Fédons Rebellion, by a large number of the slaves on the island, broke out in 1795 but it was defeated by the British a year later.
In 1833 Grenada became part of the Windward Islands Administration and remained so until 1958. In 1925 the island was granted the right to elect five of the 15 members of the legislative council and this was increased to 8 elected members in 1950.
The first election held under universal suffrage was in 1951 with United Labour winning six of the eight seats; they held on to those seats in the 1954 election.
The Grenada National Party was founded in 1957 and in 1958 the Windward Islands Administration was dissolved and Grenada joined the short lived Federation of the West Indies. Grenada became the Associated State of Grenada in 1967 (a halfway stage to independence) and on 7th February 1974 the island gained full independence.
Eric Gairy of the Grenada United Labour Party became the island’s first prime minister after independence and went on to win the 1976 general election. He was, however, overthrown in a coup d’état in 1979 by members of the New Jewel Movement.
A People’s Revolutionary Government (PRG) was established headed up by Maurice Bishop working to a Marxist-Leninist doctrine. The revolution was over within three years when in 1983 the military held their own coup d’état and executed most of the Cabinet including Bishop.
The military were defeated within months by a US-Caribbean force which invaded Grenada in October 1983. After the US forces withdrew Nicholas Braithwaite of the National Democratic Congress (NDC) was appointed prime minister of an interim administration by the Governor-General. Fresh elections were held in December 1984 and Herbert Blaize and his Grenada National Party (GNP) won 14 of the 15 seats; Blaize served until his death in 1989.
Fresh elections in 1990 saw the election of the National Democratic Congress (NDC) led by Nicholas Braithwaite who became prime minister until 1995.
In the 1995 elections the New National Party (NNP) led by Keith Mitchell won eight of the 15 seats and in 1999 they took all 15 seats.
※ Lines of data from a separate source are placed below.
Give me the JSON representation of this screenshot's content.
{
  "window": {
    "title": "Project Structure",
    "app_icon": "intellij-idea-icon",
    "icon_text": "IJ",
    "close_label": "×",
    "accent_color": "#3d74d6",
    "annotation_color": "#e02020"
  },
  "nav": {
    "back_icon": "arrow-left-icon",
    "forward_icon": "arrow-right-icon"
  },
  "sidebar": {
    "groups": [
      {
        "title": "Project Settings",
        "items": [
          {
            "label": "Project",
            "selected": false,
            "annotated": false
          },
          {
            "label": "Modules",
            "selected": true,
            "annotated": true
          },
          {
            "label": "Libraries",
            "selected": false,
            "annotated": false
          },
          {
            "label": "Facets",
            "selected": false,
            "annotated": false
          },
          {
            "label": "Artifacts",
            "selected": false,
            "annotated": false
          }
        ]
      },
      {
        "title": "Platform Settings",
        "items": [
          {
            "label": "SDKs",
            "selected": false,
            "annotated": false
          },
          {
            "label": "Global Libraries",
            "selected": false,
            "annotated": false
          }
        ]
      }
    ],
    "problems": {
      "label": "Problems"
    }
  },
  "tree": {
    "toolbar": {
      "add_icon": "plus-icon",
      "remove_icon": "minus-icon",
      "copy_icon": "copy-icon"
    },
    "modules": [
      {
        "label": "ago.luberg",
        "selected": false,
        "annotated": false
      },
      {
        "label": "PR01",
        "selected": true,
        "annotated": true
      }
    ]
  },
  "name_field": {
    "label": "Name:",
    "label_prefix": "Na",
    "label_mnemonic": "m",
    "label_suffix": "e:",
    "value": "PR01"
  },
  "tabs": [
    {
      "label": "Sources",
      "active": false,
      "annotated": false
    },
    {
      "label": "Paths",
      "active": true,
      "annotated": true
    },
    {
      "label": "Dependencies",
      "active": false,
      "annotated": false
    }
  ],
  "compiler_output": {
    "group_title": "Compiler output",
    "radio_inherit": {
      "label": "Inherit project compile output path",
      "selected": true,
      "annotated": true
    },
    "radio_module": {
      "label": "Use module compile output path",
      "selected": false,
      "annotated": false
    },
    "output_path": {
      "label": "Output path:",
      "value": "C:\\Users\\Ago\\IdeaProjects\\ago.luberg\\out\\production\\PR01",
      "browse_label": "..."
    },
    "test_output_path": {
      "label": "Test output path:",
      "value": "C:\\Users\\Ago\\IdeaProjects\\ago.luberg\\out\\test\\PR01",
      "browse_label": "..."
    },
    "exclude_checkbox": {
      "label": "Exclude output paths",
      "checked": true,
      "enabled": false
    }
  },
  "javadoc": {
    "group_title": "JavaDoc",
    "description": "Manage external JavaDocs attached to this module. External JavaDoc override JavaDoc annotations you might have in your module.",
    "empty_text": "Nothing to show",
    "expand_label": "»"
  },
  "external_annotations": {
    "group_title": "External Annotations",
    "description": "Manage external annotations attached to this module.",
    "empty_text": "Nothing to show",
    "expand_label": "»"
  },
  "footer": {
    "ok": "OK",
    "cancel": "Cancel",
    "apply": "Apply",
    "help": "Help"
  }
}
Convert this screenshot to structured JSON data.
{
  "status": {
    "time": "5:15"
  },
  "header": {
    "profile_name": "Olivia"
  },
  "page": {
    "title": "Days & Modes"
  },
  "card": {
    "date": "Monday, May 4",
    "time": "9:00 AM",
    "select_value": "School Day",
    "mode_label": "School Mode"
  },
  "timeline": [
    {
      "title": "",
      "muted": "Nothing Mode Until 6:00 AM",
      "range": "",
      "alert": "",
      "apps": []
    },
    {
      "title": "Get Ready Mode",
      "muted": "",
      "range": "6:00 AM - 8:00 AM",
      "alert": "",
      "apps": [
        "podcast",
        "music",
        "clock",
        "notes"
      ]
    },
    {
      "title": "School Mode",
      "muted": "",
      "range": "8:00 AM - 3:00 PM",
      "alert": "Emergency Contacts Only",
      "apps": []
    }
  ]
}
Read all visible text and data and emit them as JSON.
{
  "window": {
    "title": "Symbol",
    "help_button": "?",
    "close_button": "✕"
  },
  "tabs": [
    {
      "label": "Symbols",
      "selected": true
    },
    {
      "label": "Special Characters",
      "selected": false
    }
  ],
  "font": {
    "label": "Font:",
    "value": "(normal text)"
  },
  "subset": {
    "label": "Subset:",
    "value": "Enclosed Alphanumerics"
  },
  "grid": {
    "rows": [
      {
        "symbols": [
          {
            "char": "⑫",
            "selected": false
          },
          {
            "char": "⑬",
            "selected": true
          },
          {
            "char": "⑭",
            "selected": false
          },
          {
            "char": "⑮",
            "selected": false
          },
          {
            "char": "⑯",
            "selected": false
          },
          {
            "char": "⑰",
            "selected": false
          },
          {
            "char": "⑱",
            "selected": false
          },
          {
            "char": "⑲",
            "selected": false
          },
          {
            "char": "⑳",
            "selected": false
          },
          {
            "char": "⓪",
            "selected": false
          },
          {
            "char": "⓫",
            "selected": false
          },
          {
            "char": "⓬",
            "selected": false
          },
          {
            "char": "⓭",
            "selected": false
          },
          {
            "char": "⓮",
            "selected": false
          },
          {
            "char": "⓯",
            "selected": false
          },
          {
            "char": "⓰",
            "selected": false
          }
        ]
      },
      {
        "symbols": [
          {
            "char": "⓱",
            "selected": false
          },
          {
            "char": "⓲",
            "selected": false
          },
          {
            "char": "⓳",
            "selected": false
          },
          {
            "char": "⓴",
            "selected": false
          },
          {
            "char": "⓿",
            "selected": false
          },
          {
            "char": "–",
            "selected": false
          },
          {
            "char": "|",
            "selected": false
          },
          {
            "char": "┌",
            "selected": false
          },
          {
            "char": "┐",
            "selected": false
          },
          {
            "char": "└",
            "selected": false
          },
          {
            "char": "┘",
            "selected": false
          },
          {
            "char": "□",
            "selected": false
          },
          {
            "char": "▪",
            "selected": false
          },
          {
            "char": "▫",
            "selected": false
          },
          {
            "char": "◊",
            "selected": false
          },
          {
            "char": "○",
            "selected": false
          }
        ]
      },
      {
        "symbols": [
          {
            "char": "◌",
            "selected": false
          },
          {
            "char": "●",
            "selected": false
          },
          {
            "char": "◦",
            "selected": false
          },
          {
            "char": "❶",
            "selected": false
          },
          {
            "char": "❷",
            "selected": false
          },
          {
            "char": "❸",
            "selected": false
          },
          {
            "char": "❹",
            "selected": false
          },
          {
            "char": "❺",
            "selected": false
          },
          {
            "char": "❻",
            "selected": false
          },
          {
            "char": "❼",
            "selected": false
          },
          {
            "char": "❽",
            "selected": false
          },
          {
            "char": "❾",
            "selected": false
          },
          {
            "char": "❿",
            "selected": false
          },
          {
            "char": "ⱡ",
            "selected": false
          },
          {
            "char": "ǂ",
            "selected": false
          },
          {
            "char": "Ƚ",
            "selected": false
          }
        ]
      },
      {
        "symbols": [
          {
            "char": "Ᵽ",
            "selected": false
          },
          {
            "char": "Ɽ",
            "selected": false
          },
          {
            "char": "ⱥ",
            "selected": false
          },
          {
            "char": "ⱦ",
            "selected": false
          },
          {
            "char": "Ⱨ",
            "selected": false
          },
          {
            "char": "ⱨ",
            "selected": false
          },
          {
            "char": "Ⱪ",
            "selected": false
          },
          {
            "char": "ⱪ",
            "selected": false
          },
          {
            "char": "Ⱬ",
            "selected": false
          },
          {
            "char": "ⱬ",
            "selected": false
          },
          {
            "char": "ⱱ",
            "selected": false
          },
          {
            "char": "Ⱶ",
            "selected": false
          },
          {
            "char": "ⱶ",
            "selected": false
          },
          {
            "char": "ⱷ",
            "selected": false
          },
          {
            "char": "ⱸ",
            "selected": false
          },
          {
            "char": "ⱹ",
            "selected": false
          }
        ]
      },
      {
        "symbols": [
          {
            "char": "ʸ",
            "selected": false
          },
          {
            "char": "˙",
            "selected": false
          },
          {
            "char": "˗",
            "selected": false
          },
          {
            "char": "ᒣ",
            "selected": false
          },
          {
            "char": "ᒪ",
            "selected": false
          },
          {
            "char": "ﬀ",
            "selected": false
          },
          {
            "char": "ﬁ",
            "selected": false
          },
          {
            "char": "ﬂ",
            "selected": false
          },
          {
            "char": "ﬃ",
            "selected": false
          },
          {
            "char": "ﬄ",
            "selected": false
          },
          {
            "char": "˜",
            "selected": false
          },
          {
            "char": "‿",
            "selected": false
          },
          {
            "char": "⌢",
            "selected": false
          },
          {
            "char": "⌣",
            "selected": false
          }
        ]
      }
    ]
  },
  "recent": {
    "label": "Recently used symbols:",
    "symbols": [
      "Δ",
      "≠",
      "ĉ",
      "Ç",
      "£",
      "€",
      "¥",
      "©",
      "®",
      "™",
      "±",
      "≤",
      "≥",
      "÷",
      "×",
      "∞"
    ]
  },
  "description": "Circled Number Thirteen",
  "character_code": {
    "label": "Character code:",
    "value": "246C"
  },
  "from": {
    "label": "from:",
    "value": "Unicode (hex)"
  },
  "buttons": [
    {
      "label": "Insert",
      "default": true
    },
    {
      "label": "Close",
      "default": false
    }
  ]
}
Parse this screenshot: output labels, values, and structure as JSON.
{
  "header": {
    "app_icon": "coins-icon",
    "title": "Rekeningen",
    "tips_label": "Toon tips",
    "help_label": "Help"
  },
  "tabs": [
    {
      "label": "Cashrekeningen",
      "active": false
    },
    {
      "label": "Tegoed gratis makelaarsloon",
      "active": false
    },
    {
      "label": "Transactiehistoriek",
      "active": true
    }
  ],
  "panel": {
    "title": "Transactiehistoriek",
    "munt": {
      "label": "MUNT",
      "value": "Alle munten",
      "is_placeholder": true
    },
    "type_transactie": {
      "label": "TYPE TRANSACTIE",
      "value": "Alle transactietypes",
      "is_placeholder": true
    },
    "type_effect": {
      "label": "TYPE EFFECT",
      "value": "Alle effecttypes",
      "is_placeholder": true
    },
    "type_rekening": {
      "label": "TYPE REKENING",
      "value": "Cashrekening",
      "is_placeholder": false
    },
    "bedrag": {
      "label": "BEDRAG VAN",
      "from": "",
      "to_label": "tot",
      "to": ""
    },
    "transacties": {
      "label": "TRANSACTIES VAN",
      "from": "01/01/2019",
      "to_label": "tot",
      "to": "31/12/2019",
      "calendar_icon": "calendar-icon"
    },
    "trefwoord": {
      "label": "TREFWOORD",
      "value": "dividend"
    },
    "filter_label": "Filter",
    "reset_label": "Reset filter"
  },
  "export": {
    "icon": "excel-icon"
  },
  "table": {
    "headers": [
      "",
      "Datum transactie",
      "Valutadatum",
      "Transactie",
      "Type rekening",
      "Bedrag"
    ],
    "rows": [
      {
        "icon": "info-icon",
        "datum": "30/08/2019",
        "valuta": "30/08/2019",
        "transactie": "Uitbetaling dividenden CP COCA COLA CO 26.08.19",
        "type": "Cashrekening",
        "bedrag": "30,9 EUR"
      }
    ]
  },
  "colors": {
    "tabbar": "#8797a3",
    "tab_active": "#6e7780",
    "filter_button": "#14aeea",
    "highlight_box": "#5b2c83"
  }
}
The NNP and Mitchell went on to win the 2003 elections with eight of the 15 seats and in total held office for 13 years until their defeat in 2008.
The 2008 general election was won by the National Democratic Congress (NDC), after a break of 13 years, under the leadership of Tillman Thomas, taking 11 of 15 seats in the House of Representatives.
Queen Elizabeth II is Head of State
The bicameral parliament is composed of the Senate with 13 seats of which 10 members are appointed by the government and 3 by the leader of the opposition. The House of Representatives has 15 members elected by popular vote to serve five year terms.
The Transparency International Corruption Perceptions Index (CPI) 2016 places Grenada at 46th out of 176 countries with a CPI 2016 score of 56 (where 100 is least corrupt).